Strange parallels between Apple in 2012 and Microsoft in 1997.
Yesterday, I looked into how the modular by design approach impacted the music business. Today, I’m examining how music stores are selling tracks. Much has been made recently of the battle between Apple and Real Networks. After their attempt to partner up with Apple were rebuffed, Real Networks introduced a new product called Harmony, which allowed songs bought in the RealPlayer music store to be played on an iPod. Of course, Apple was shocked and threatened lawsuit. In a way, the reaction by Apple was to be expected as they were trying to create a new bundle around the online music business. Their model is not one of album sales but one of an integrated media package that includes both a device (the iPod) and a service (the iTunes music store). This contention is encapsulated in the way they present their offering on the Apple site. The tab at the top of their pages clearly states “iPod + iTunes” and the company sees them as part of the same offering. By introducing a different way to buy and manage music on the iPod, Real Networks attacked the heart of Apple music strategy, unbundling the device from the service. While Apple…Read More
With Linux becoming a strong alternative to Microsoft’s operating system, some members of the open source community are setting their sights on a new target: the music industry. The group has introduced a new sound format called Ogg Vorbis, which promises to deliver better sound quality or smaller digital music files than the popular MP3 file format. Ogg Vorbis is a fully open, non-proprietary, patent-and-royalty-free, general-purpose compressed audio format for high quality (44.1-48.0kHz, 16+ bit, polyphonic) audio and music at fixed and variable bitrates from 16 to 128 kbps per channel according to a statement on the official Ogg Vorbis site. MP3 was designed by committees so it ended up with a bunch of useless junk in it says Jack Moffitt, project manager on Ogg Vorbis. Because we designed Vorbis from the ground up, we have streamlined a lot of the technology and created better algorithms for encoding and decoding. The new format, which uses the extension .OGG, was developed as an alternative to MP3 and already has a long history. Seven years ago, Chris Montgomery, now one of the leaders on the Ogg Vorbis project, wanted to burn his CD collection to his computer. However, the hard drive he…Read More

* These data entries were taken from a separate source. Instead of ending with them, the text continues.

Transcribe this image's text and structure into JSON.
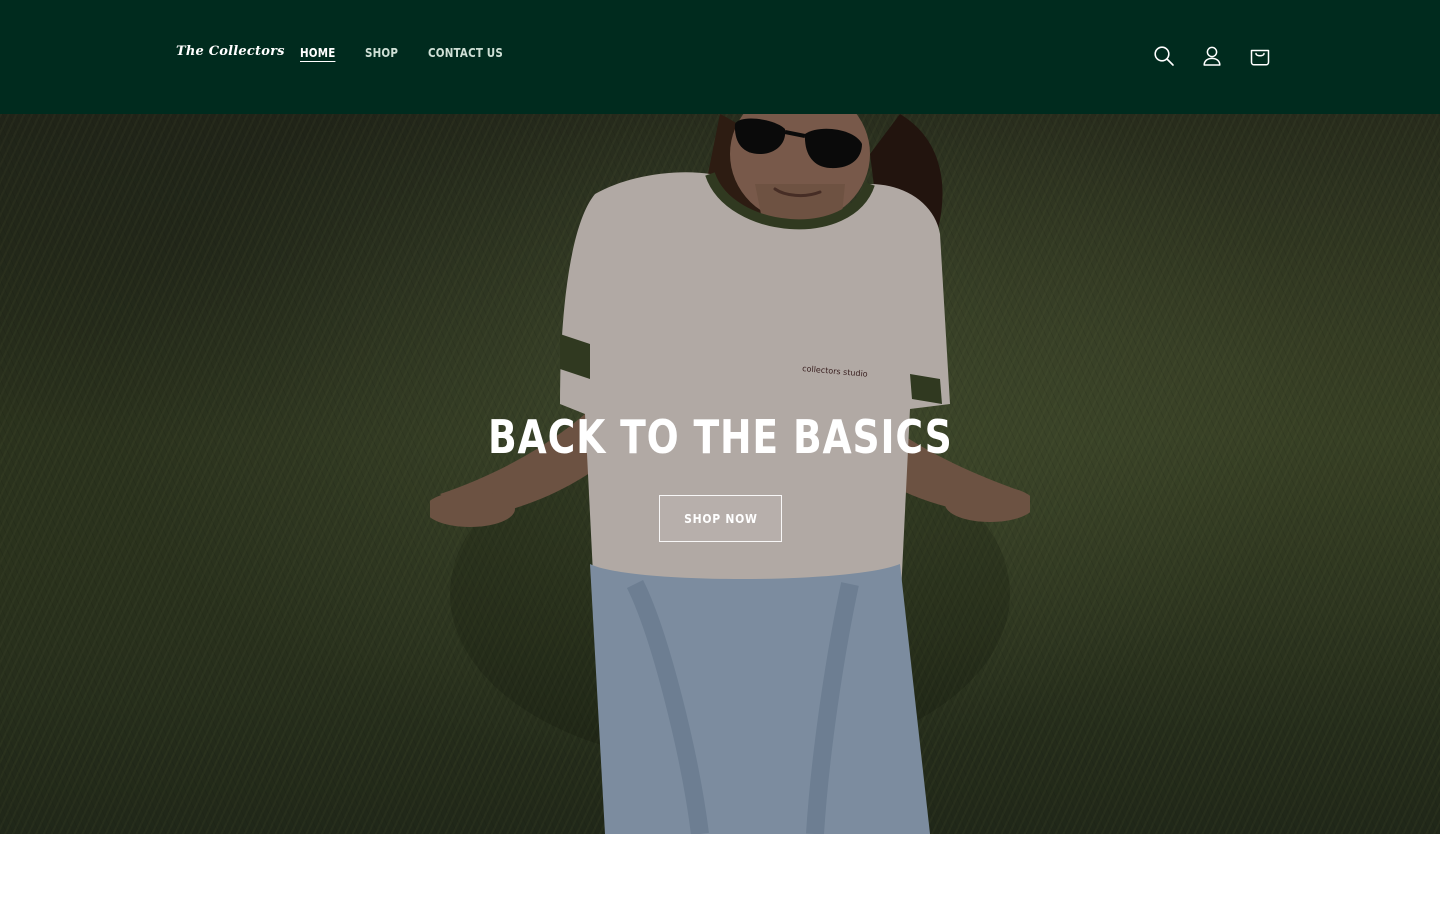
{
  "header": {
    "logo_text": "The Collectors",
    "nav": [
      {
        "label": "HOME",
        "active": true
      },
      {
        "label": "SHOP",
        "active": false
      },
      {
        "label": "CONTACT US",
        "active": false
      }
    ],
    "icons": [
      "search-icon",
      "account-icon",
      "cart-icon"
    ],
    "background_color": "#002b1e"
  },
  "hero": {
    "title": "BACK TO THE BASICS",
    "button_label": "SHOP NOW",
    "shirt_text": "collectors studio"
  }
}
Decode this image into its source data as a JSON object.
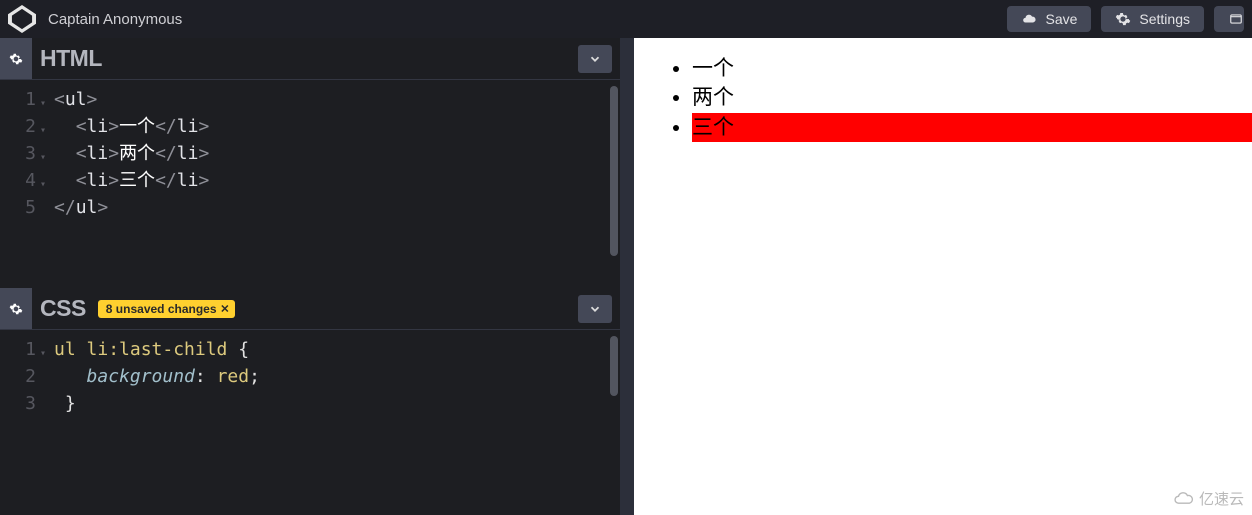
{
  "header": {
    "pen_title": "Captain Anonymous",
    "buttons": {
      "save": "Save",
      "settings": "Settings"
    },
    "icons": {
      "save": "cloud",
      "settings": "gear"
    }
  },
  "panels": {
    "html": {
      "title": "HTML",
      "lines": [
        "1",
        "2",
        "3",
        "4",
        "5"
      ],
      "code_tokens": {
        "ul_open_lt": "<",
        "ul_open_tag": "ul",
        "ul_open_gt": ">",
        "li_open_lt": "<",
        "li_open_tag": "li",
        "li_open_gt": ">",
        "li_close_lt": "</",
        "li_close_tag": "li",
        "li_close_gt": ">",
        "ul_close_lt": "</",
        "ul_close_tag": "ul",
        "ul_close_gt": ">",
        "txt1": "一个",
        "txt2": "两个",
        "txt3": "三个"
      }
    },
    "css": {
      "title": "CSS",
      "unsaved_label": "8 unsaved changes",
      "lines": [
        "1",
        "2",
        "3"
      ],
      "code_tokens": {
        "sel": "ul li",
        "pseudo": ":last-child",
        "brace_open": " {",
        "indent": "   ",
        "prop": "background",
        "colon": ": ",
        "val": "red",
        "semi": ";",
        "brace_close": " }"
      }
    }
  },
  "preview": {
    "items": [
      "一个",
      "两个",
      "三个"
    ],
    "highlight_color": "#ff0000"
  },
  "watermark": "亿速云"
}
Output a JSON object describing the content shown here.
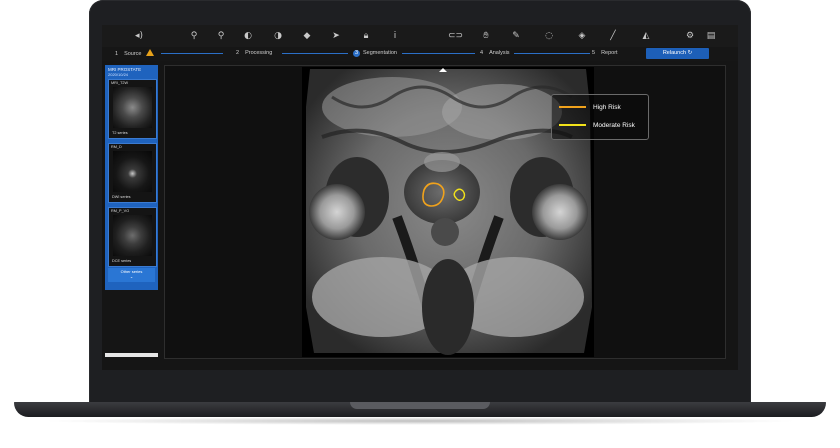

It’s official: it’s curtain for Napster for now. The judge in a lawsuit filed the Recording Industry Association of America ordered the service to shut its doors by midnight this Friday. The genie is out of the bottle Yet, I can’t help but believe that the shutdown of Napster will not do much in terms of limiting distribution of online music. People will now move to alternative services like Gnutella and Freenet. In other words, it’s time for the recording industry to face the music. Shawn Fawning and his crew did, in the words of the judge, create a monster but I seriously believe that if the goal of the RIAA is to stop widespread distribution of digital music, this lawsuit is a moot point. Back in March, I talked about Gnutella, a Napster-like client/server applications that escaped from AOL‘s vaults. Since then, Gnutella use has increased, largely due to the fact that Napster was being sued and that Gnutella has no controlling authority. Since no one is officially in charge of Gnutella, no one can be sued. And since the service can’t be sued, it’s a much tougher one to deal with as far as the recording industry is…Read More